*TASK REQUIREMENTS*. Collect each line of the records containing the string "Android".

*SOURCE INFORMATION*.
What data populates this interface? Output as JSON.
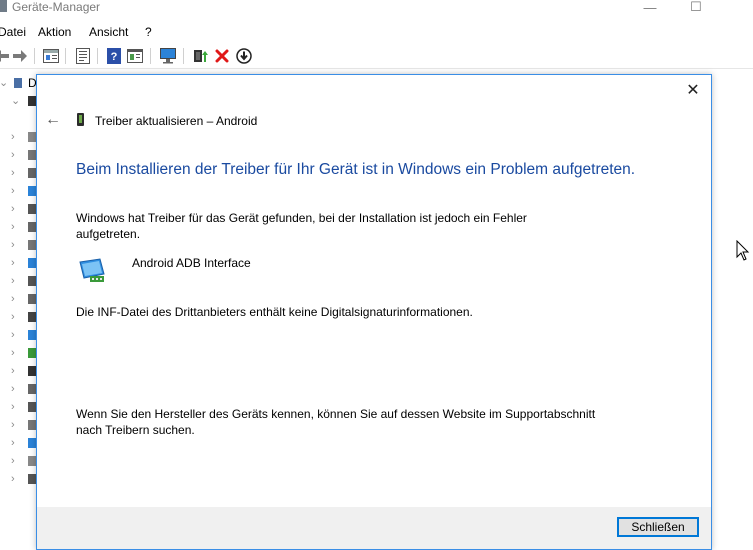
{
  "window": {
    "title": "Geräte-Manager",
    "controls": {
      "minimize": "—",
      "maximize": "☐"
    }
  },
  "menu": [
    "Datei",
    "Aktion",
    "Ansicht",
    "?"
  ],
  "toolbar": {
    "icons": [
      "back-icon",
      "forward-icon",
      "properties-icon",
      "driver-icon",
      "help-icon",
      "view-icon",
      "monitor-scan-icon",
      "update-driver-icon",
      "uninstall-icon",
      "disable-icon"
    ]
  },
  "tree": {
    "root_label": "D",
    "rows": 22
  },
  "dialog": {
    "close_glyph": "✕",
    "back_glyph": "←",
    "header_title": "Treiber aktualisieren – Android",
    "headline": "Beim Installieren der Treiber für Ihr Gerät ist in Windows ein Problem aufgetreten.",
    "paragraph1": "Windows hat Treiber für das Gerät gefunden, bei der Installation ist jedoch ein Fehler aufgetreten.",
    "device_name": "Android ADB Interface",
    "error_detail": "Die INF-Datei des Drittanbieters enthält keine Digitalsignaturinformationen.",
    "paragraph3": "Wenn Sie den Hersteller des Geräts kennen, können Sie auf dessen Website im Supportabschnitt nach Treibern suchen.",
    "close_button": "Schließen"
  },
  "colors": {
    "accent": "#0078d7",
    "headline": "#1a4aa0",
    "footer": "#f0f0f0"
  }
}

*EXERCISE OUTPUT*.
    "header_title": "Treiber aktualisieren – Android",
    "device_name": "Android ADB Interface",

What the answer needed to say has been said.